In a participatory economy what we might call the “produced commons” includes all the machines, tools, equipment, and buildings we use to produce things, which socialists call “the means of production” and mainstream economists call “capital stocks.”

The “produced commons” also includes what economists have long called “technology” or “technical knowhow.” If we imagine a giant recipe book where there is a page describing every way we know how to “cook” every good and service we make, this recipe book is also treated as part of the commons in a participatory economy.

And finally, in a participatory economy the commons includes all of the useful talents and skills people have — both as individuals and groups — that allow us to deploy all this natural and produced wherewithal to productive ends. Mainstream economists refer to this as “human capital,” and some development economists now add the category “social capital” to describe aspects that cannot be identified with particular individuals.

In short, a participatory economy treats everything we need to produce our way of life – whether it be part of an expanded understanding of our natural environment, part of an increasingly complex array of useful manufactured artifacts, or part of the information and knowledge embodied in us, individually or collectively – as belonging to all of us, i.e. as part of what we might call “the modern commons.”

Food for Thought

But let me take the opportunity in closing to point out one implication that you students, who are in the process of accumulating more “human capital,” might want to mull over.

A participatory economy treats what many of you no doubt think of as yourhuman capital as part of the “modern commons.” Just as an acre of fertile bottom land that helps us grow corn is treated as part of the modern commons in a participatory economy; just as a drill press that helps us manufacture metal parts is treated as part of the modern commons in a participatory economy; just as a new computer code that helps us sort data more quickly is treated as part of the modern commons in a participatory economy; whatever natural talents and learned skills you may have that are helpful in producing goods and services of value will be treated as part of the modern commons in a participatory economy – to be used, like every other part of the modern commons, to best advantage to the benefit of all.

In a participatory economy extra effort or sacrifice will earn you extra consumption rights, but simply being more talented or educated than someone else will not.

Before I lose my entire audience, I hasten to add that all education and training people receive in a participatory economy will be free of charge and accompanied by living stipends – i.e. there will be no student debt! And if you are not accepted into some education program you apply to because others are deemed more qualified, while you will no doubt be disappointed, at least your rejection will not adversely affect your expected lifetime earnings!


[1] Those interested can find an exposition of this exercise in my book, Green Economics: Confronting the Environmental Crisis (M.E. Sharpe, 2011).

[2] Those interested in a fuller explanation of how a participatory economy works that requires no formal economic training should read Of the People: By the People: The Case for a Participatory Economy (AK Press, 2012).
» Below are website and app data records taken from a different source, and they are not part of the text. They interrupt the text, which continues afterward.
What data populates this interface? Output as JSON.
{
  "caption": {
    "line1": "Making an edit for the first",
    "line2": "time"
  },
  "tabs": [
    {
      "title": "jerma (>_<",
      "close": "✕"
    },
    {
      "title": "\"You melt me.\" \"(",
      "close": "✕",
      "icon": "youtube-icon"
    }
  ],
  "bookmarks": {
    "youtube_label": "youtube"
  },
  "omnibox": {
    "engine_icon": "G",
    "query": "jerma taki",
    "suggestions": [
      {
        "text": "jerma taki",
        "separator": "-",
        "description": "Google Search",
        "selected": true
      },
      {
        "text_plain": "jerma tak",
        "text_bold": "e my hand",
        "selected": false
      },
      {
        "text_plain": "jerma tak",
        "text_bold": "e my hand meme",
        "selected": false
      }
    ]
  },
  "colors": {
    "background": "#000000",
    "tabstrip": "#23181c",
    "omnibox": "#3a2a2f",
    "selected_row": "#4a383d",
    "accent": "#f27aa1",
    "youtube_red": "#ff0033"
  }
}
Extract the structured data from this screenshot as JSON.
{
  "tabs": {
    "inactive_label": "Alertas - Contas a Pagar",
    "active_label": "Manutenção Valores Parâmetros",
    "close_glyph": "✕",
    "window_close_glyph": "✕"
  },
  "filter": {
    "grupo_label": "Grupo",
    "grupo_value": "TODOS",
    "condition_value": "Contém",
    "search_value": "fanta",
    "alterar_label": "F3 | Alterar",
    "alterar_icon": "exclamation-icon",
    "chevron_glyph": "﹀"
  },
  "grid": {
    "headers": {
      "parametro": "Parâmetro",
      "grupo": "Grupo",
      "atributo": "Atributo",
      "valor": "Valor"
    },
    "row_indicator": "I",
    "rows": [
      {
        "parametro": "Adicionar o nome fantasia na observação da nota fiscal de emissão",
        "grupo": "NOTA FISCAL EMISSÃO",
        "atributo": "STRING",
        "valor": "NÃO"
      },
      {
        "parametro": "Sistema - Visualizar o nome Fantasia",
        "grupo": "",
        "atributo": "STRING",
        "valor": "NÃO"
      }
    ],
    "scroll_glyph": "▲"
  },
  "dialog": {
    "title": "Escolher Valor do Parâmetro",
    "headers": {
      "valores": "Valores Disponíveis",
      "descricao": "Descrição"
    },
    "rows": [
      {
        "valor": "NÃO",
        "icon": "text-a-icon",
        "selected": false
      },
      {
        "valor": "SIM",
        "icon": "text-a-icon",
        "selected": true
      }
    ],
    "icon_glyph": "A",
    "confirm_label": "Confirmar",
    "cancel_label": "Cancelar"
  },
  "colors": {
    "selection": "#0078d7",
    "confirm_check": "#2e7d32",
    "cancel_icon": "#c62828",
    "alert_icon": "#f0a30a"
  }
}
[3] Any interested in these technical issues should see chapter 5 in Albert and Hahnel, The Political Economy of Participatory Economics (Princeton University Press, 1991), “Socialism As It Was Always Meant to Be,” Review of Radical Political Economics (24, 3&4), Fall and Winter 1992: 46-66, “Participatory Planning,” Science & Society (56, 1), Spring 1992: 39-59, and Hahnel,  “Wanted: A Pollution Damage Revealing Mechanism,” forthcoming in the Eastern Economic Journal.